Whether you’re a seasoned backpacker with a smartphone, an adventure junkie with a GoPro, or an avid photographer with a DSLR, these apps will help take your outdoor shots to a whole new level.
Photopills ($9.99 for iOS)
Photopills takes the guesswork out of figuring out where and when to shoot. This powerful planning app can help predict when golden hour will occur, what time the moon will rise over a particular mountain, and where to find the Milky Way. And it can do it for anywhere in the world on any given day. Never miss a shot due to poor planning again!
Aurora Forecast (Free for iOS and Android)
Seeing and shooting the Northern Lights is many a nature loving photographer’s dream.
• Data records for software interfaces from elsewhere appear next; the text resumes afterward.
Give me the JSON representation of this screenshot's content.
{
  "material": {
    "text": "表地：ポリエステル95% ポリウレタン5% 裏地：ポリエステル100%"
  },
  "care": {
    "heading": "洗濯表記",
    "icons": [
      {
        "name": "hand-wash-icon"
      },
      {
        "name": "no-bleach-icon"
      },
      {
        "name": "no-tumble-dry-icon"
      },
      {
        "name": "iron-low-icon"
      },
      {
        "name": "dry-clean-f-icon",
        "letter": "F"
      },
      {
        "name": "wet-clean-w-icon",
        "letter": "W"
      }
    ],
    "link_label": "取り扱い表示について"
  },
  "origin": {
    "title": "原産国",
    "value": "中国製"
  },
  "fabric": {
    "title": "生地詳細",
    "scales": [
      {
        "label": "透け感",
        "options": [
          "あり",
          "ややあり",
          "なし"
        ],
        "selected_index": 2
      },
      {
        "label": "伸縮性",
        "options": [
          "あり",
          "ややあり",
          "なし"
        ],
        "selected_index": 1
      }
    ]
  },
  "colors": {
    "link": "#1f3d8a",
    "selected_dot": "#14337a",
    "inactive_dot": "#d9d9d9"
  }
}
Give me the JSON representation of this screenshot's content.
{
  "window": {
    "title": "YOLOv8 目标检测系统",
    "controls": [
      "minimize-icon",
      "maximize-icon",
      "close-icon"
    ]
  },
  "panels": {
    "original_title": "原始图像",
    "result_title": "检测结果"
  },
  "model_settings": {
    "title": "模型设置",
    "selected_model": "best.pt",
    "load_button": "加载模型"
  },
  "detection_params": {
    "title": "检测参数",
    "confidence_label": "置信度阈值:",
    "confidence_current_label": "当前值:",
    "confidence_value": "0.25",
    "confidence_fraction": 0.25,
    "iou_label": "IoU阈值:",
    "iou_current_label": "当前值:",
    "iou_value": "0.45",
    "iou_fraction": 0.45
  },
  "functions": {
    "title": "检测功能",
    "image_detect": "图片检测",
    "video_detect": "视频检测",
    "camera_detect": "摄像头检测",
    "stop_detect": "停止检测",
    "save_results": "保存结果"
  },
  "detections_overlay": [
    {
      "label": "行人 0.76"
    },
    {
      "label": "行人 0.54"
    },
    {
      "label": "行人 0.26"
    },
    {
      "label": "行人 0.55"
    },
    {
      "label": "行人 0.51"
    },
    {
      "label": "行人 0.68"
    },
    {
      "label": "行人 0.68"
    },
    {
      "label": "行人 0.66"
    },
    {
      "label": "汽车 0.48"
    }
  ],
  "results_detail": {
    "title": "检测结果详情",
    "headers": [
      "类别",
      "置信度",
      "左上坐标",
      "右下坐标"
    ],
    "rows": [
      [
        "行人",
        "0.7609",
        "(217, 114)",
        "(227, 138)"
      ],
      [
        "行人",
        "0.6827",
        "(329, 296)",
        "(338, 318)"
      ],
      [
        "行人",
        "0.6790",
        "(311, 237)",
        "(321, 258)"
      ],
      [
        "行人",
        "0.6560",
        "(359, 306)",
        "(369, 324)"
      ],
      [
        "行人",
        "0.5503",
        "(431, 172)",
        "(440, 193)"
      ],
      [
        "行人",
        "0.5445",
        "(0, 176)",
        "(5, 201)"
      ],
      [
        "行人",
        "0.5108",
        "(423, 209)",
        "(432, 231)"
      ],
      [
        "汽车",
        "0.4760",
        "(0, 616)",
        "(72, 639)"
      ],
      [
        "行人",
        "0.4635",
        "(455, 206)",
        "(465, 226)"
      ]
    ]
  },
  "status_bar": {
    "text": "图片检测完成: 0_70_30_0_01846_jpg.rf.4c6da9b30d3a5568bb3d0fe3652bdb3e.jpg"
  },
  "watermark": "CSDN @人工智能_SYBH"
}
This app uses information provided by NOAA to predict aurora activity and send updates straight to your phone.
Dark Sky Finder ($1.99 for iOS)
If you want to take stunning images of the stars, you’re going to have to need a really dark sky. While finding dark skies is easy in the backcountry, it can present a considerable challenge when you find yourself closer to town. Dark Sky Finder overlays light pollution data onto a map, helping you find the best places for stargazing (and star shooting!).
NDTimer ($1.99 for iOS)
Neutral Density filters allow for the long exposures that help create the effect of blurred waterfalls and streaking clouds. They’re fun to use but also a little bit tricky because the darkness of the filter makes it hard for your camera to know how long to expose for. This simple app will calculate exposure time for you.
AyeTides ($7.99 for iOS)
Nothing is worse than showing up with the hopes of shooting a rock-strewn beach only to discover that all those rocks are under a bunch of water. AyeTides can tell you when to expect high and low tides at a given location so that you can plan your coastal shots for when the beach is high and dry!
Google Earth (Free for iOS and Android)
You’re probably already familiar with Google Earth but it deserves a spot on this list as an easy-to-use, all around tool for off the beaten path photo planning. Fire it up before heading out into the backcountry to scout out your route and find promising shooting locations.